The algorithm goes even further, allowing users to connect to the data points of other users with the same tastes, even if they are not friends, thereby building a validated profile of taste and preference. The team at MangoPlate, and their investors, are convinced that the company will be able to quickly scale their userbase.
MangoPlate CEO, Kim DaeWoong said, "With this investment we will conduct marketing initiatives to acquire more users. Also, using feedback we will continue to improve the service to create the best possible recommendation service for users in Korea. Currently there is no local market leader, so we will intend to fill that position."
More quick facts about MangoPlate:
- Naver developed Wingspoon as a restaurant recommendation service in Korea, but has now closed it due to a lack of user up-take
- MangoPlate has vowed not to support sponsored posts, to maintain the accuracy of recommendations
- Yelp, potentially MangoPlate’s biggest competitor has not yet arrived in Korea. Foursquare is used by Koreans, but it has not ‘taken off’
- Co-Founder Ryu left a stable job at Kakao to “create something new at mangoPlate”

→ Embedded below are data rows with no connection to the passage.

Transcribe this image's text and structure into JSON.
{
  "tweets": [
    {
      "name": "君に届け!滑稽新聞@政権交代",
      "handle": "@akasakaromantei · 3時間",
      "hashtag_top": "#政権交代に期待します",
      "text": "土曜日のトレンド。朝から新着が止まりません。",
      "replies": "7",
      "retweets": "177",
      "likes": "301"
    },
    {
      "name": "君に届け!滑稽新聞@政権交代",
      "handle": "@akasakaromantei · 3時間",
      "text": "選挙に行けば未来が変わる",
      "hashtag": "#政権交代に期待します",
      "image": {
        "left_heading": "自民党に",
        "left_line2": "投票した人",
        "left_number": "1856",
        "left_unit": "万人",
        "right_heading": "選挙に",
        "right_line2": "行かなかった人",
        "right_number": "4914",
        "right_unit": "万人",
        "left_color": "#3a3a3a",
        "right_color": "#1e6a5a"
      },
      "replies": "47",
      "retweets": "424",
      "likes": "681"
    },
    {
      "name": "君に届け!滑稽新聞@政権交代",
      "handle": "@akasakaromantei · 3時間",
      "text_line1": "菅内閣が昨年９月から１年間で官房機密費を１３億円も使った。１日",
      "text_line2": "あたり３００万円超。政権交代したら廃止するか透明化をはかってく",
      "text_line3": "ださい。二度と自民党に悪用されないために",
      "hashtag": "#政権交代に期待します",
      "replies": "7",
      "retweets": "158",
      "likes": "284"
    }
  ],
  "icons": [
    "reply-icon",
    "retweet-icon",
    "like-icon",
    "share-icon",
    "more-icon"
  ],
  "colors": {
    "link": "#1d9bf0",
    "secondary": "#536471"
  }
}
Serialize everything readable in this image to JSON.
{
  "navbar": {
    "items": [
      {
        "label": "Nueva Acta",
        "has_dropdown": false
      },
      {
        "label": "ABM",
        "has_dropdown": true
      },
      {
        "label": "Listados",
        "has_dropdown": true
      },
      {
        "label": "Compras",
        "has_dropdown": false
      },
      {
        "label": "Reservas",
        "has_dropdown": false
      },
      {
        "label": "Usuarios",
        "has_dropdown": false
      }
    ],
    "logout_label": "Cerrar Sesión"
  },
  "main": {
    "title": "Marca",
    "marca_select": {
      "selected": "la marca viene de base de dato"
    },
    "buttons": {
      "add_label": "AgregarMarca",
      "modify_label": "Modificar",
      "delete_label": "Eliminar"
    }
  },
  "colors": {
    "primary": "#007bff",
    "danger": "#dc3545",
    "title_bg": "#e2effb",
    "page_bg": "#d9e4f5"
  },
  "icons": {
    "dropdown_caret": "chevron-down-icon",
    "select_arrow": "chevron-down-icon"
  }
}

- MangoPlate are a Sparklabs alum, graduating from the Seoul accelerator in summer 2013 (here’s their final pitch)